Action item: Figure out how many lines of the material below contain the word "displayed". Answer with the number only.

Input material:

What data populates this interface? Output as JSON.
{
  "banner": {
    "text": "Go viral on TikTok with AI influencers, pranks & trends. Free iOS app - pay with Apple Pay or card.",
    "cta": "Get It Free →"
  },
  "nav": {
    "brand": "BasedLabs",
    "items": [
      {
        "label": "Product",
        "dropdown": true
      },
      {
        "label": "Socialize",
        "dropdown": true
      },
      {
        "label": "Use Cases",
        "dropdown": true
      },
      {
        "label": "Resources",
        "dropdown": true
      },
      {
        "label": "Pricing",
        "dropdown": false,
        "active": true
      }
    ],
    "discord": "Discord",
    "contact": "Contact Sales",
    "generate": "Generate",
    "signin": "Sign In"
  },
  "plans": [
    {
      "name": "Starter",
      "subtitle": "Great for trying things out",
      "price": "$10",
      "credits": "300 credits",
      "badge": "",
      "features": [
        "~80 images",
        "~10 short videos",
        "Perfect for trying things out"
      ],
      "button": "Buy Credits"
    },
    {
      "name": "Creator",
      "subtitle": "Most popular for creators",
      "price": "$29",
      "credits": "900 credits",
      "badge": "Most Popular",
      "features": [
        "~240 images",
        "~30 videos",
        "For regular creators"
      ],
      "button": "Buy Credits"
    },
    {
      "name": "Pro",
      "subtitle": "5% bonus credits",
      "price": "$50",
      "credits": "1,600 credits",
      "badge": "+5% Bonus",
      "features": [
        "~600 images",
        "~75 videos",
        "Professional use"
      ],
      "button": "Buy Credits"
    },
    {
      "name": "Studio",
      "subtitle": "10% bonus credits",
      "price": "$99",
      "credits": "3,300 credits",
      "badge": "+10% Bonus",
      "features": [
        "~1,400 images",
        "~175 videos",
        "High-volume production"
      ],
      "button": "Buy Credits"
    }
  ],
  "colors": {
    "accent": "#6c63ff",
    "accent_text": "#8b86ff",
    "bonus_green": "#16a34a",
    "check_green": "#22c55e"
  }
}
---
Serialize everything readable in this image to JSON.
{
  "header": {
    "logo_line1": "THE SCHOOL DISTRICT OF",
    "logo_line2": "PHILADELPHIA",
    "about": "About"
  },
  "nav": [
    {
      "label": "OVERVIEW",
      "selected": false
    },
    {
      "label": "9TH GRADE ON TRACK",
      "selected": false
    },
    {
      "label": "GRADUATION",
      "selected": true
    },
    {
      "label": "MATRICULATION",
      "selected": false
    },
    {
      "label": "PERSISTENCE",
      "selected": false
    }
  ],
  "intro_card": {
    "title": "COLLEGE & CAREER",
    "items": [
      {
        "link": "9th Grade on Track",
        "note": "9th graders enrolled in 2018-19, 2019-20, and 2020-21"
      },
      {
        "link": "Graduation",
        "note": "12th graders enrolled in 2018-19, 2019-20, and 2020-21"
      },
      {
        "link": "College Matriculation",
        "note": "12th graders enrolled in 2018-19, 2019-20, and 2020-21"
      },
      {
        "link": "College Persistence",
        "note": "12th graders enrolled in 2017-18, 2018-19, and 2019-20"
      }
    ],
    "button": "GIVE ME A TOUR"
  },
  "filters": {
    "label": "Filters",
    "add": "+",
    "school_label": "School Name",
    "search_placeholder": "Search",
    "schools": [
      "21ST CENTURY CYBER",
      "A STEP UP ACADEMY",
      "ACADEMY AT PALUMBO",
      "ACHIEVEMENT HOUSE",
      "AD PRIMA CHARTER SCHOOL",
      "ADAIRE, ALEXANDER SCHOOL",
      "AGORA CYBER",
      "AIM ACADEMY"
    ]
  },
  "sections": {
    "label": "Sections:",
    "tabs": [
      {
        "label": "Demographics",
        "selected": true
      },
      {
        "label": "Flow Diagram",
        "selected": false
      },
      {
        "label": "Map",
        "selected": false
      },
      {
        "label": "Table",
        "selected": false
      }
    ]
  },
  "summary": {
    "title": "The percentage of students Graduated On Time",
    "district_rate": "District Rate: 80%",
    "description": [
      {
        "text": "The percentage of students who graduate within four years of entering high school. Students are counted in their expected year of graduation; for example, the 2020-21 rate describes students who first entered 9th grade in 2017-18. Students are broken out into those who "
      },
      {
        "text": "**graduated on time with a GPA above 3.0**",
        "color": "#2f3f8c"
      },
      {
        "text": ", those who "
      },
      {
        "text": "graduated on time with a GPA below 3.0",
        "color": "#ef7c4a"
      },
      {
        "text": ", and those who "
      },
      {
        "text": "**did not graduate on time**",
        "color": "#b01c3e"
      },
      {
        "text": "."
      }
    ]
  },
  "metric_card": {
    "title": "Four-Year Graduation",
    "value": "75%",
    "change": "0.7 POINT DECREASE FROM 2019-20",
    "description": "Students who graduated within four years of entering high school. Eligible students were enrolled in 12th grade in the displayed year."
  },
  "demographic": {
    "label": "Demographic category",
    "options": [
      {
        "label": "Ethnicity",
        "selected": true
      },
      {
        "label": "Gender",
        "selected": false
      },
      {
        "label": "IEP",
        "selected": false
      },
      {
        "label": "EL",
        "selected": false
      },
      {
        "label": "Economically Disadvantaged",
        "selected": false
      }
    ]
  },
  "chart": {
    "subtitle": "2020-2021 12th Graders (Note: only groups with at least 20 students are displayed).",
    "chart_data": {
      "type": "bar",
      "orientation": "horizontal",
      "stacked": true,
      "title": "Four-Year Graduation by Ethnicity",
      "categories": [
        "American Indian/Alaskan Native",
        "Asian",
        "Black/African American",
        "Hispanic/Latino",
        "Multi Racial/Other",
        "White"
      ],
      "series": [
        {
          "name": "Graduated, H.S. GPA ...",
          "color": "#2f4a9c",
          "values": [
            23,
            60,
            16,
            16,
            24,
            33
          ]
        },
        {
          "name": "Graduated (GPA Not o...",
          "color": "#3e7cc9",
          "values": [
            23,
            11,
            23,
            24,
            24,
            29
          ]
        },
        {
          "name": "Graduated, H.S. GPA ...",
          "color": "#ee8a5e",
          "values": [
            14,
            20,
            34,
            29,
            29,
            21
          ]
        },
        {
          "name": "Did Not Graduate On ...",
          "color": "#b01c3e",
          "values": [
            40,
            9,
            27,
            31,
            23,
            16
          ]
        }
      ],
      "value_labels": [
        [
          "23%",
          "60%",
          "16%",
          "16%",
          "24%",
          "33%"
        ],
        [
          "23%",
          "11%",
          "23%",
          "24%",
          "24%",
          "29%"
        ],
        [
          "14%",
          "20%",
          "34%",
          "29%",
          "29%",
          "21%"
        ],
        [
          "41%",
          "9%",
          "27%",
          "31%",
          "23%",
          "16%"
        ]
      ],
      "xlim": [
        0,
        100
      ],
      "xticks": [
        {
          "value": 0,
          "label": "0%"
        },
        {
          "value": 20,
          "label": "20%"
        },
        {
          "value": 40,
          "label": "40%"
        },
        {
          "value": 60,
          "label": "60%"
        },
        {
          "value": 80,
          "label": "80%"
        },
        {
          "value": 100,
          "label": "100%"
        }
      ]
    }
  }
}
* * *
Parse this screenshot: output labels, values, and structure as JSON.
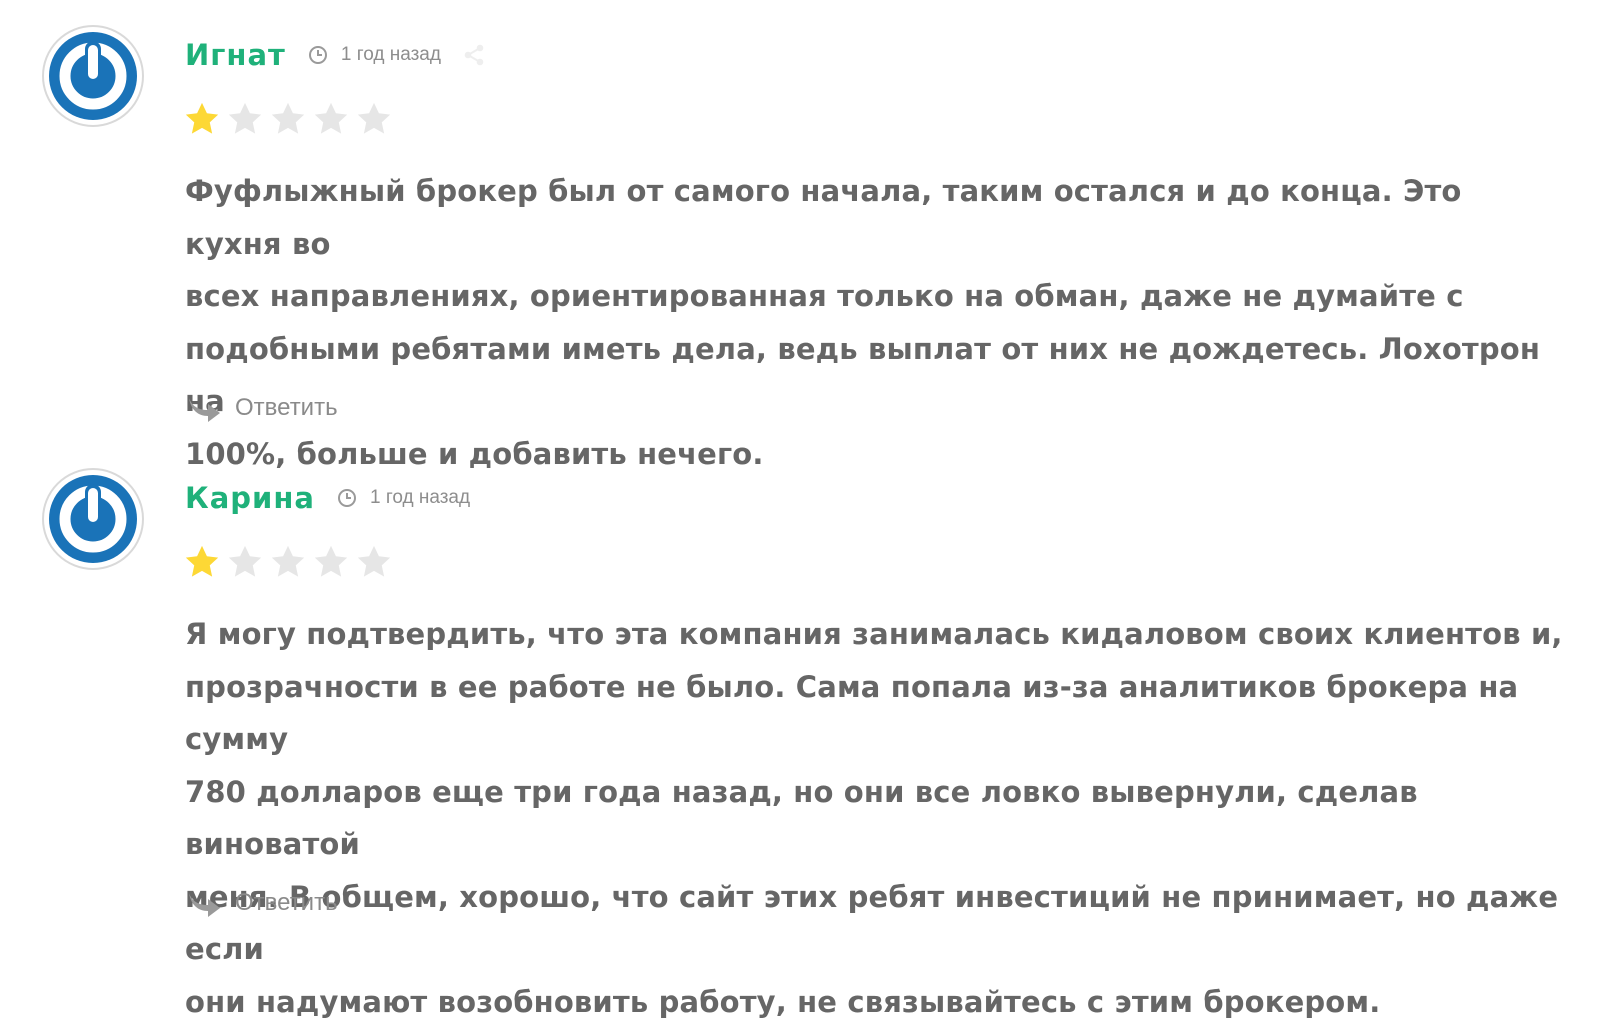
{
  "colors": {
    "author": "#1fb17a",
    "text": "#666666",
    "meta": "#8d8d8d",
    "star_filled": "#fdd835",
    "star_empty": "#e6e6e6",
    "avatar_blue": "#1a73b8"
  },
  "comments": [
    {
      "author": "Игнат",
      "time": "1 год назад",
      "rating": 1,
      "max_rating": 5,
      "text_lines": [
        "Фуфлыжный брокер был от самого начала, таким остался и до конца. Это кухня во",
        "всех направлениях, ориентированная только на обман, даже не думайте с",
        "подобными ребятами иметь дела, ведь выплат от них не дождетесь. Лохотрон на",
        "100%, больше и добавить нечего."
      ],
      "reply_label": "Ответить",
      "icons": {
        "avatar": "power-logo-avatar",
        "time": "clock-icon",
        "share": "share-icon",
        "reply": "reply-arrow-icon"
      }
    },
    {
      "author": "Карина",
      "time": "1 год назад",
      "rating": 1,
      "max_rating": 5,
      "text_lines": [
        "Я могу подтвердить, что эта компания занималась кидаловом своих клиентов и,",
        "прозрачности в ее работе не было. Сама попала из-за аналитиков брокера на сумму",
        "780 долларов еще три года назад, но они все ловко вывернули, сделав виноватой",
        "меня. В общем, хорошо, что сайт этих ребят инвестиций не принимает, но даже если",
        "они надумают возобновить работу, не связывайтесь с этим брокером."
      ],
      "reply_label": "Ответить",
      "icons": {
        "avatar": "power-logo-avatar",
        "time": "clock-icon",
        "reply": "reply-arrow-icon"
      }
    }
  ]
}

The answer: 2